(My grandmother told me many stories about her life in Norway during World War II, when the country was occupied by the Nazis.)
Near the end of the war, when the Third Reich was falling apart, a Nazi submarine surfaced in the river near my grandparent’s house. The young German sailors came on shore and begged for food.
“They were just boys,” my grandmother said. “And they were frightened. They knew that they would probably die when their submarine returned to the sea. ”
She gave them some apples.
“Danke Schoen, Danke Schoen,” they said, as they crawled back into the sub and disappeared into the river.
Not long after, when the Nazis surrendered, an American submarine came up the river.
My grandmother and her three children, thin and weary after five years of Nazi occupation, stood on the shore with their neighbors, cheering and waving Norwegian flags as the Navy men emerged from the boat.

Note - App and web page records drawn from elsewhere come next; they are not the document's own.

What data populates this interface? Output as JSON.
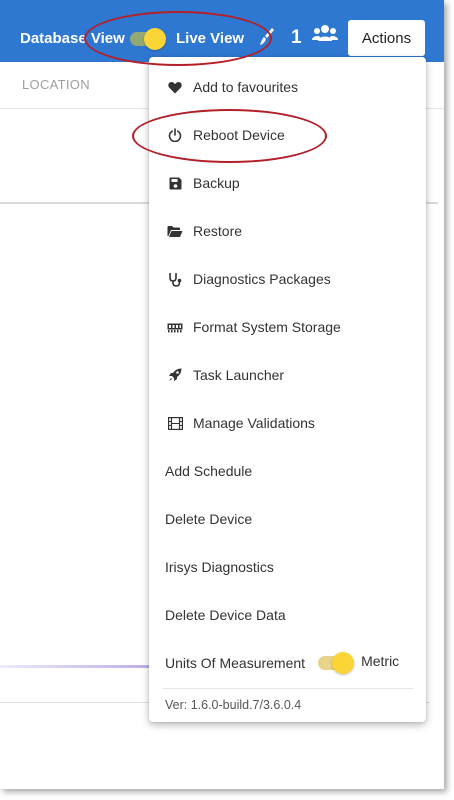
{
  "header": {
    "database_view_label": "Database View",
    "live_view_label": "Live View",
    "user_count": "1",
    "actions_label": "Actions"
  },
  "table": {
    "location_header": "LOCATION"
  },
  "menu": {
    "items": [
      {
        "label": "Add to favourites",
        "icon": "heart-icon"
      },
      {
        "label": "Reboot Device",
        "icon": "power-icon"
      },
      {
        "label": "Backup",
        "icon": "save-icon"
      },
      {
        "label": "Restore",
        "icon": "folder-open-icon"
      },
      {
        "label": "Diagnostics Packages",
        "icon": "stethoscope-icon"
      },
      {
        "label": "Format System Storage",
        "icon": "memory-icon"
      },
      {
        "label": "Task Launcher",
        "icon": "rocket-icon"
      },
      {
        "label": "Manage Validations",
        "icon": "film-icon"
      },
      {
        "label": "Add Schedule"
      },
      {
        "label": "Delete Device"
      },
      {
        "label": "Irisys Diagnostics"
      },
      {
        "label": "Delete Device Data"
      }
    ],
    "units_label": "Units Of Measurement",
    "units_value": "Metric",
    "version": "Ver: 1.6.0-build.7/3.6.0.4"
  },
  "colors": {
    "header_bg": "#2f78d2",
    "toggle_knob": "#fbd536",
    "annotation": "#b3202a"
  }
}
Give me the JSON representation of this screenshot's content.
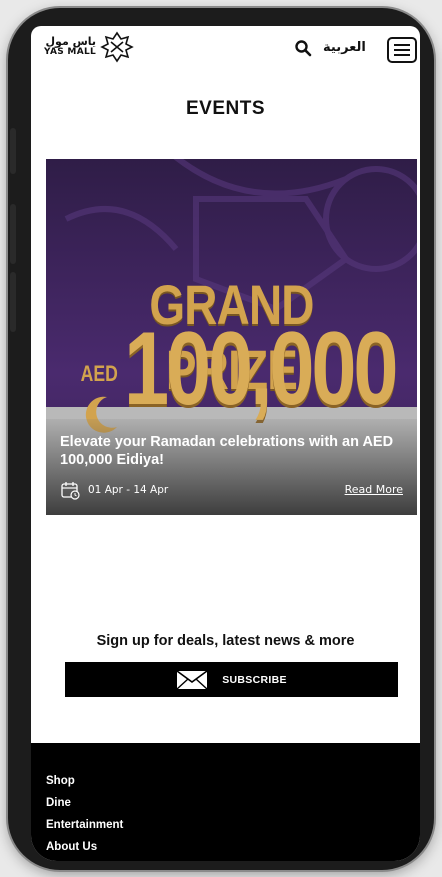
{
  "header": {
    "logo_arabic": "ياس مول",
    "logo_english": "YAS MALL",
    "language_label": "العربية"
  },
  "page": {
    "title": "EVENTS"
  },
  "event": {
    "image_headline": "GRAND PRIZE",
    "image_currency": "AED",
    "image_amount": "100,000",
    "title": "Elevate your Ramadan celebrations with an AED 100,000 Eidiya!",
    "date_range": "01 Apr - 14 Apr",
    "read_more": "Read More"
  },
  "subscribe": {
    "prompt": "Sign up for deals, latest news & more",
    "button_label": "SUBSCRIBE"
  },
  "footer": {
    "links": [
      "Shop",
      "Dine",
      "Entertainment",
      "About Us"
    ]
  },
  "icons": {
    "logo": "yas-mall-logo",
    "search": "search-icon",
    "menu": "hamburger-menu-icon",
    "calendar": "calendar-icon",
    "mail": "envelope-icon"
  },
  "colors": {
    "accent_gold": "#d2a34e",
    "event_background": "#3a2352",
    "footer_background": "#000000",
    "text": "#111111"
  }
}
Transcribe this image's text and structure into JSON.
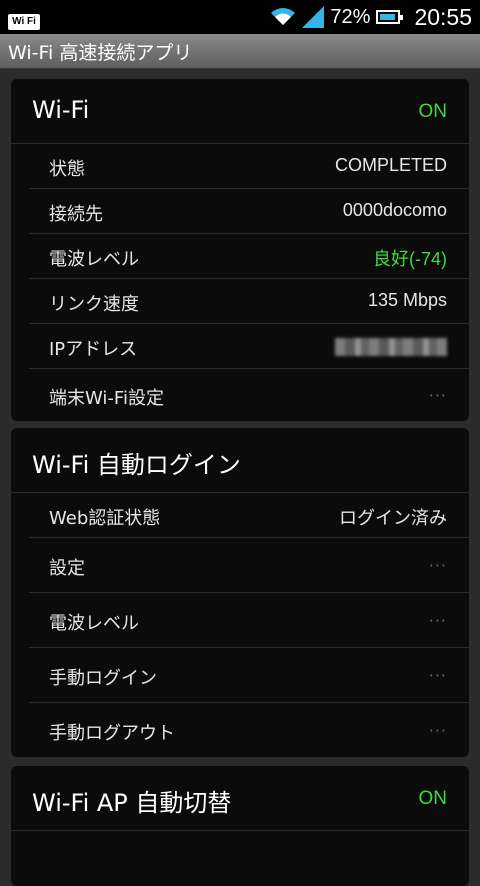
{
  "status_bar": {
    "badge": "Wi Fi",
    "battery": "72%",
    "time": "20:55"
  },
  "app_title": "Wi-Fi 高速接続アプリ",
  "wifi_card": {
    "title": "Wi-Fi",
    "state": "ON",
    "rows": [
      {
        "label": "状態",
        "value": "COMPLETED"
      },
      {
        "label": "接続先",
        "value": "0000docomo"
      },
      {
        "label": "電波レベル",
        "value": "良好(-74)"
      },
      {
        "label": "リンク速度",
        "value": "135 Mbps"
      },
      {
        "label": "IPアドレス",
        "value": ""
      },
      {
        "label": "端末Wi-Fi設定",
        "value": "···"
      }
    ]
  },
  "auto_login_card": {
    "title": "Wi-Fi 自動ログイン",
    "rows": [
      {
        "label": "Web認証状態",
        "value": "ログイン済み"
      },
      {
        "label": "設定",
        "value": "···"
      },
      {
        "label": "電波レベル",
        "value": "···"
      },
      {
        "label": "手動ログイン",
        "value": "···"
      },
      {
        "label": "手動ログアウト",
        "value": "···"
      }
    ]
  },
  "ap_card": {
    "title": "Wi-Fi AP 自動切替",
    "state": "ON"
  }
}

“We were so happy to see them. They gave us flour and coffee,” my grandmother said.
Roger, her youngest child, was six years old, and was born the year before the Nazi invasion.
He was excited to see the Americans and joined the other kids who crowded around the sailors, who were opening boxes and handing each child a chocolate bar.

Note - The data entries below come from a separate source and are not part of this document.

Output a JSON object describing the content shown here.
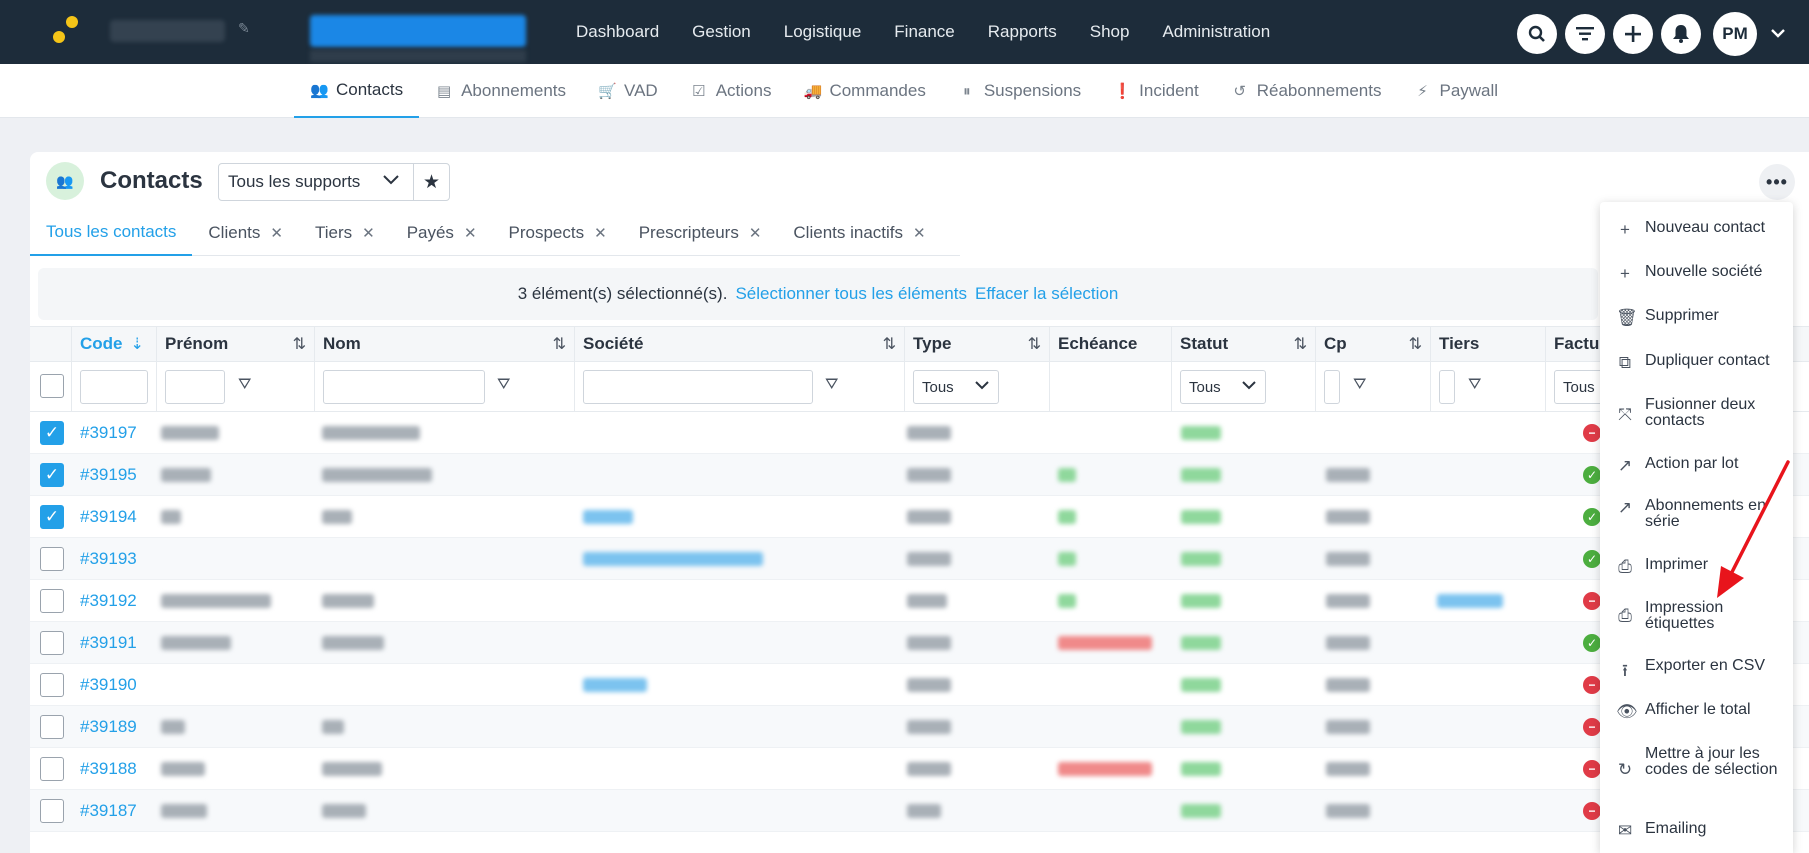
{
  "topbar": {
    "nav": [
      "Dashboard",
      "Gestion",
      "Logistique",
      "Finance",
      "Rapports",
      "Shop",
      "Administration"
    ],
    "avatar": "PM",
    "icons": [
      "search-icon",
      "filter-icon",
      "plus-icon",
      "bell-icon"
    ]
  },
  "subnav": [
    {
      "label": "Contacts",
      "icon": "users-icon",
      "active": true
    },
    {
      "label": "Abonnements",
      "icon": "stack-icon"
    },
    {
      "label": "VAD",
      "icon": "cart-icon"
    },
    {
      "label": "Actions",
      "icon": "check-square-icon"
    },
    {
      "label": "Commandes",
      "icon": "truck-icon"
    },
    {
      "label": "Suspensions",
      "icon": "pause-icon"
    },
    {
      "label": "Incident",
      "icon": "alert-icon"
    },
    {
      "label": "Réabonnements",
      "icon": "history-icon"
    },
    {
      "label": "Paywall",
      "icon": "bolt-icon"
    }
  ],
  "card": {
    "title": "Contacts",
    "support_select": "Tous les supports"
  },
  "filter_tabs": [
    {
      "label": "Tous les contacts",
      "active": true
    },
    {
      "label": "Clients"
    },
    {
      "label": "Tiers"
    },
    {
      "label": "Payés"
    },
    {
      "label": "Prospects"
    },
    {
      "label": "Prescripteurs"
    },
    {
      "label": "Clients inactifs"
    }
  ],
  "selection": {
    "text": "3 élément(s) sélectionné(s).",
    "select_all": "Sélectionner tous les éléments",
    "clear": "Effacer la sélection"
  },
  "table": {
    "headers": [
      "Code",
      "Prénom",
      "Nom",
      "Société",
      "Type",
      "Echéance",
      "Statut",
      "Cp",
      "Tiers",
      "Factur"
    ],
    "filter_select_default": "Tous",
    "rows": [
      {
        "code": "#39197",
        "checked": true,
        "status": "bad"
      },
      {
        "code": "#39195",
        "checked": true,
        "status": "ok"
      },
      {
        "code": "#39194",
        "checked": true,
        "status": "ok"
      },
      {
        "code": "#39193",
        "checked": false,
        "status": "ok"
      },
      {
        "code": "#39192",
        "checked": false,
        "status": "bad"
      },
      {
        "code": "#39191",
        "checked": false,
        "status": "ok"
      },
      {
        "code": "#39190",
        "checked": false,
        "status": "bad"
      },
      {
        "code": "#39189",
        "checked": false,
        "status": "bad"
      },
      {
        "code": "#39188",
        "checked": false,
        "status": "bad"
      },
      {
        "code": "#39187",
        "checked": false,
        "status": "bad"
      }
    ]
  },
  "menu": [
    {
      "label": "Nouveau contact",
      "icon": "plus-icon"
    },
    {
      "label": "Nouvelle société",
      "icon": "plus-icon"
    },
    {
      "label": "Supprimer",
      "icon": "trash-icon"
    },
    {
      "label": "Dupliquer contact",
      "icon": "copy-icon"
    },
    {
      "label": "Fusionner deux contacts",
      "icon": "merge-icon"
    },
    {
      "label": "Action par lot",
      "icon": "arrow-up-right-icon"
    },
    {
      "label": "Abonnements en série",
      "icon": "arrow-up-right-icon"
    },
    {
      "label": "Imprimer",
      "icon": "printer-icon"
    },
    {
      "label": "Impression étiquettes",
      "icon": "printer-icon"
    },
    {
      "label": "Exporter en CSV",
      "icon": "upload-icon"
    },
    {
      "label": "Afficher le total",
      "icon": "eye-icon"
    },
    {
      "label": "Mettre à jour les codes de sélection",
      "icon": "refresh-icon"
    },
    {
      "label": "Emailing",
      "icon": "mail-icon"
    }
  ],
  "colors": {
    "topbar": "#1d2c3a",
    "accent": "#23a0e8",
    "status_ok": "#4cae3f",
    "status_bad": "#e03b47",
    "arrow": "#e8141c"
  }
}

Roger unwrapped the candy, stared at the hard brown substance and threw it to the ground.
“What is that shit?,” he asked his mother.
His 15-year-old brother and 12-year-old sister laughed and laughed.
Because of the war, little Roger had never tasted chocolate and had no idea it even existed.
As for my grandmother, she thanked the sailors for the coffee and hurried home.
“I drank coffee all day and all night for two days,” she said. “Oh, it was so wonderful to be drinking coffee once again.”